Data for analysis:
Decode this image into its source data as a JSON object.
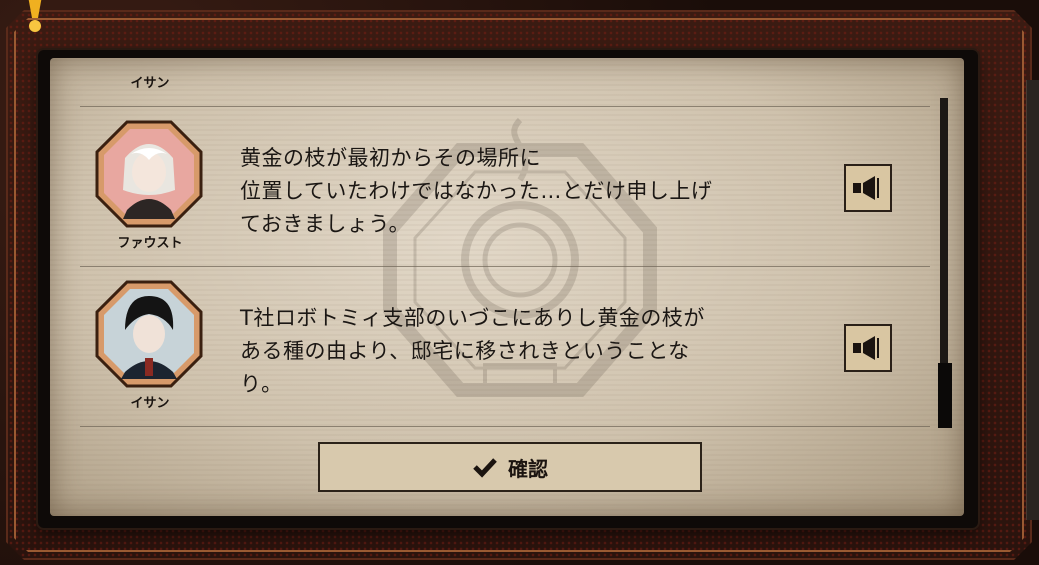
{
  "dialog_log": {
    "entries": [
      {
        "speaker": "イサン",
        "text_lines": [],
        "partial": true
      },
      {
        "speaker": "ファウスト",
        "text_lines": [
          "黄金の枝が最初からその場所に",
          "位置していたわけではなかった…とだけ申し上げ",
          "ておきましょう。"
        ],
        "voice_icon": "speaker-icon"
      },
      {
        "speaker": "イサン",
        "text_lines": [
          "T社ロボトミィ支部のいづこにありし黄金の枝が",
          "ある種の由より、邸宅に移されきということな",
          "り。"
        ],
        "voice_icon": "speaker-icon"
      }
    ],
    "confirm_label": "確認",
    "confirm_icon": "checkmark-icon"
  },
  "colors": {
    "paper": "#d6cab6",
    "frame_orange": "#9a5a32",
    "button_fill": "#d8c9ad",
    "text": "#1b1714"
  }
}
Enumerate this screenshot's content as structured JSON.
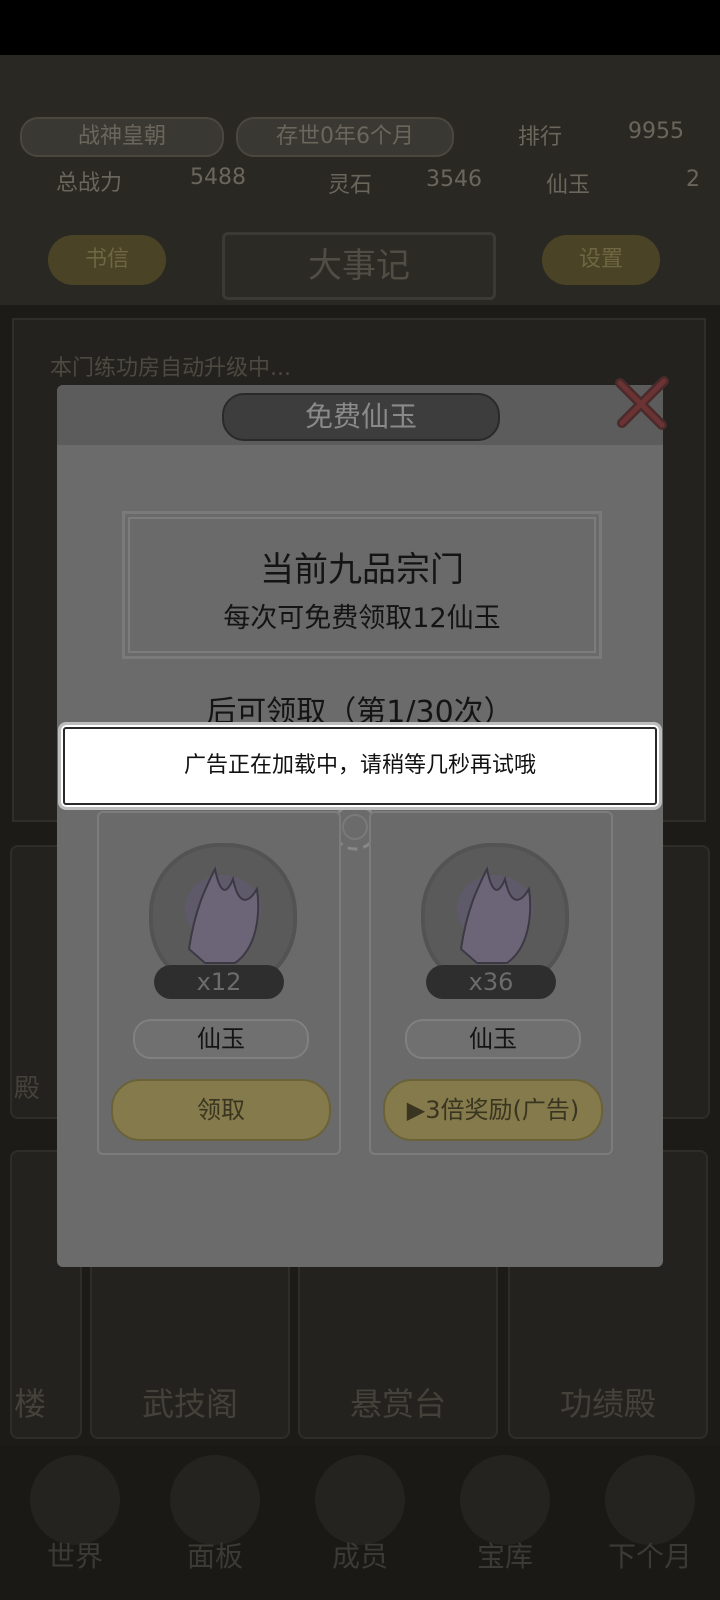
{
  "header": {
    "sect_name": "战神皇朝",
    "survival": "存世0年6个月",
    "rank_label": "排行",
    "rank_value": "9955",
    "power_label": "总战力",
    "power_value": "5488",
    "spirit_stone_label": "灵石",
    "spirit_stone_value": "3546",
    "jade_label": "仙玉",
    "jade_value": "2",
    "mail_button": "书信",
    "section_title": "大事记",
    "settings_button": "设置"
  },
  "log": {
    "first_line": "本门练功房自动升级中..."
  },
  "buildings": [
    {
      "label": "殿"
    },
    {
      "label": "楼"
    },
    {
      "label": "武技阁"
    },
    {
      "label": "悬赏台"
    },
    {
      "label": "功绩殿"
    }
  ],
  "nav": [
    {
      "label": "世界"
    },
    {
      "label": "面板"
    },
    {
      "label": "成员"
    },
    {
      "label": "宝库"
    },
    {
      "label": "下个月"
    }
  ],
  "modal": {
    "title": "免费仙玉",
    "info_title": "当前九品宗门",
    "info_sub": "每次可免费领取12仙玉",
    "countdown": "后可领取（第1/30次）",
    "cards": [
      {
        "qty": "x12",
        "name": "仙玉",
        "button": "领取"
      },
      {
        "qty": "x36",
        "name": "仙玉",
        "button": "▶3倍奖励(广告)"
      }
    ]
  },
  "toast": {
    "message": "广告正在加载中，请稍等几秒再试哦"
  },
  "colors": {
    "overlay_dim": "#000000",
    "toast_bg": "#ffffff",
    "claim_button": "#847a4b"
  }
}
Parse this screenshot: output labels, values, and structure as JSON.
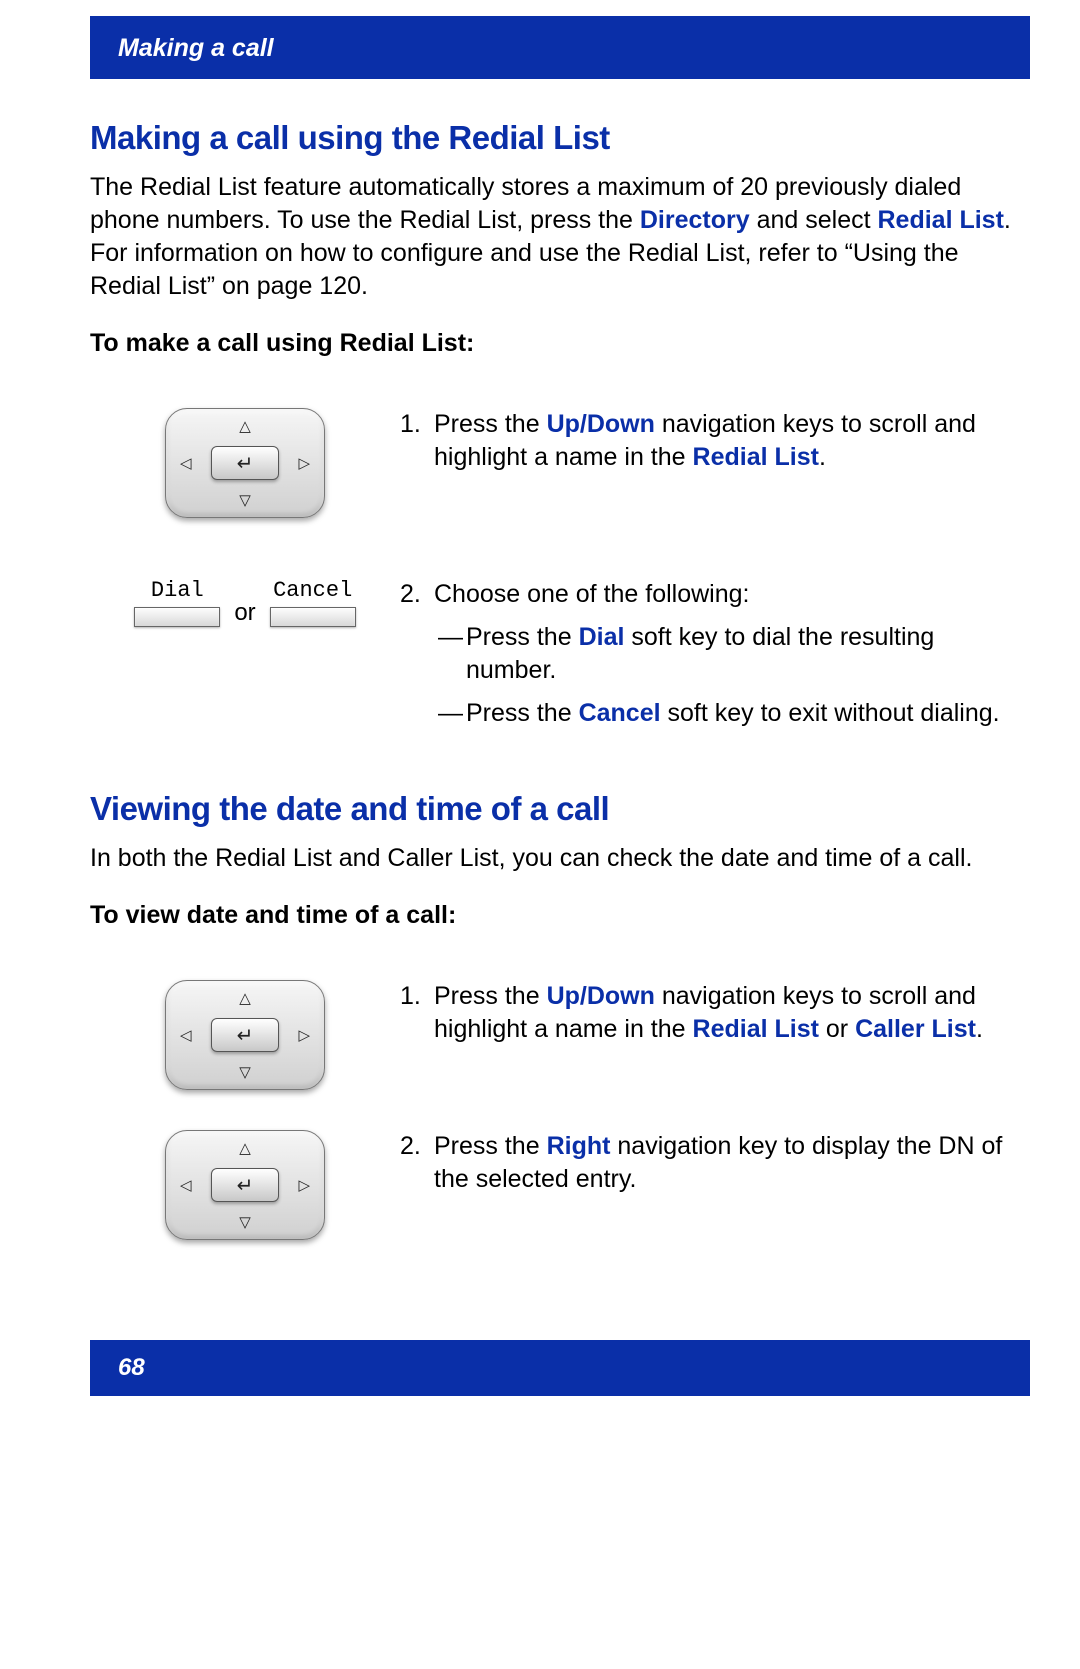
{
  "header": {
    "title": "Making a call"
  },
  "section1": {
    "title": "Making a call using the Redial List",
    "intro_pre": "The Redial List feature automatically stores a maximum of 20 previously dialed phone numbers. To use the Redial List, press the ",
    "intro_link1": "Directory",
    "intro_mid1": " and select ",
    "intro_link2": "Redial List",
    "intro_post": ". For information on how to configure and use the Redial List, refer to “Using the Redial List” on page 120.",
    "subhead": "To make a call using Redial List:",
    "step1": {
      "num": "1.",
      "pre": "Press the ",
      "link1": "Up/Down",
      "mid": " navigation keys to scroll and highlight a name in the ",
      "link2": "Redial List",
      "post": "."
    },
    "step2": {
      "num": "2.",
      "lead": "Choose one of the following:",
      "bullet1_pre": "Press the ",
      "bullet1_link": "Dial",
      "bullet1_post": " soft key to dial the resulting number.",
      "bullet2_pre": "Press the ",
      "bullet2_link": "Cancel",
      "bullet2_post": " soft key to exit without dialing."
    },
    "softkeys": {
      "dial": "Dial",
      "cancel": "Cancel",
      "or": "or"
    }
  },
  "section2": {
    "title": "Viewing the date and time of a call",
    "intro": "In both the Redial List and Caller List, you can check the date and time of a call.",
    "subhead": "To view date and time of a call:",
    "step1": {
      "num": "1.",
      "pre": "Press the ",
      "link1": "Up/Down",
      "mid": " navigation keys to scroll and highlight a name in the ",
      "link2": "Redial List",
      "or": " or ",
      "link3": "Caller List",
      "post": "."
    },
    "step2": {
      "num": "2.",
      "pre": "Press the ",
      "link1": "Right",
      "post": " navigation key to display the DN of the selected entry."
    }
  },
  "footer": {
    "page": "68"
  }
}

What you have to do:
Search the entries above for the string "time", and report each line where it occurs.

Written reply:
    "title": "Viewing the date and time of a call",
    "intro": "In both the Redial List and Caller List, you can check the date and time of a call.",
    "subhead": "To view date and time of a call:",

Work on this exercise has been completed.